_Your instructions_
Repeat the entries in full. Each line must match exactly.

===== Data shown =====

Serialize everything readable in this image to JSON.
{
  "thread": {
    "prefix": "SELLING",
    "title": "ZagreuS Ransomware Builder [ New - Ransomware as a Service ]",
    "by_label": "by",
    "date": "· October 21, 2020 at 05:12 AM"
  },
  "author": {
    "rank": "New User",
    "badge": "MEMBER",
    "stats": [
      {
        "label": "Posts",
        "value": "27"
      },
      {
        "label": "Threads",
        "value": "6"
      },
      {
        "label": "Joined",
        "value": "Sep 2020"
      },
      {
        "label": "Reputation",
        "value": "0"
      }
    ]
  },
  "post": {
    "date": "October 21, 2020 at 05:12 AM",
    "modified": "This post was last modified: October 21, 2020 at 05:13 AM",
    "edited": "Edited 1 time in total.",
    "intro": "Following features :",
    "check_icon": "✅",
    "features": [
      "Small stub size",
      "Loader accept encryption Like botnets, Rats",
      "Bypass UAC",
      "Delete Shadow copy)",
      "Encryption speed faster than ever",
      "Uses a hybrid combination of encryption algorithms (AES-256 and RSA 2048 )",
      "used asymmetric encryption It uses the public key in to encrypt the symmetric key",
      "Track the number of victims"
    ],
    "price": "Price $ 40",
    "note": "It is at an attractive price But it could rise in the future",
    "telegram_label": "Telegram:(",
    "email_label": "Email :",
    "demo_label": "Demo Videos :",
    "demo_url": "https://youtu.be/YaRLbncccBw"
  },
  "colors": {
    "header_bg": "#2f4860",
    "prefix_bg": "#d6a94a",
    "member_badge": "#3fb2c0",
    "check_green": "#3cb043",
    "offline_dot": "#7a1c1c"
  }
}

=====

_Solution to this problem_
Serialize everything readable in this image to JSON.
{
  "thread": {
    "prefix": "SELLING",
    "title": "ZagreuS Ransomware Builder [ New - Ransomware as a Service ]",
    "by_label": "by",
    "date": "· October 21, 2020 at 05:12 AM"
  },
  "author": {
    "rank": "New User",
    "badge": "MEMBER",
    "stats": [
      {
        "label": "Posts",
        "value": "27"
      },
      {
        "label": "Threads",
        "value": "6"
      },
      {
        "label": "Joined",
        "value": "Sep 2020"
      },
      {
        "label": "Reputation",
        "value": "0"
      }
    ]
  },
  "post": {
    "date": "October 21, 2020 at 05:12 AM",
    "modified": "This post was last modified: October 21, 2020 at 05:13 AM",
    "edited": "Edited 1 time in total.",
    "intro": "Following features :",
    "check_icon": "✅",
    "features": [
      "Small stub size",
      "Loader accept encryption Like botnets, Rats",
      "Bypass UAC",
      "Delete Shadow copy)",
      "Encryption speed faster than ever",
      "Uses a hybrid combination of encryption algorithms (AES-256 and RSA 2048 )",
      "used asymmetric encryption It uses the public key in to encrypt the symmetric key",
      "Track the number of victims"
    ],
    "price": "Price $ 40",
    "note": "It is at an attractive price But it could rise in the future",
    "telegram_label": "Telegram:(",
    "email_label": "Email :",
    "demo_label": "Demo Videos :",
    "demo_url": "https://youtu.be/YaRLbncccBw"
  },
  "colors": {
    "header_bg": "#2f4860",
    "prefix_bg": "#d6a94a",
    "member_badge": "#3fb2c0",
    "check_green": "#3cb043",
    "offline_dot": "#7a1c1c"
  }
}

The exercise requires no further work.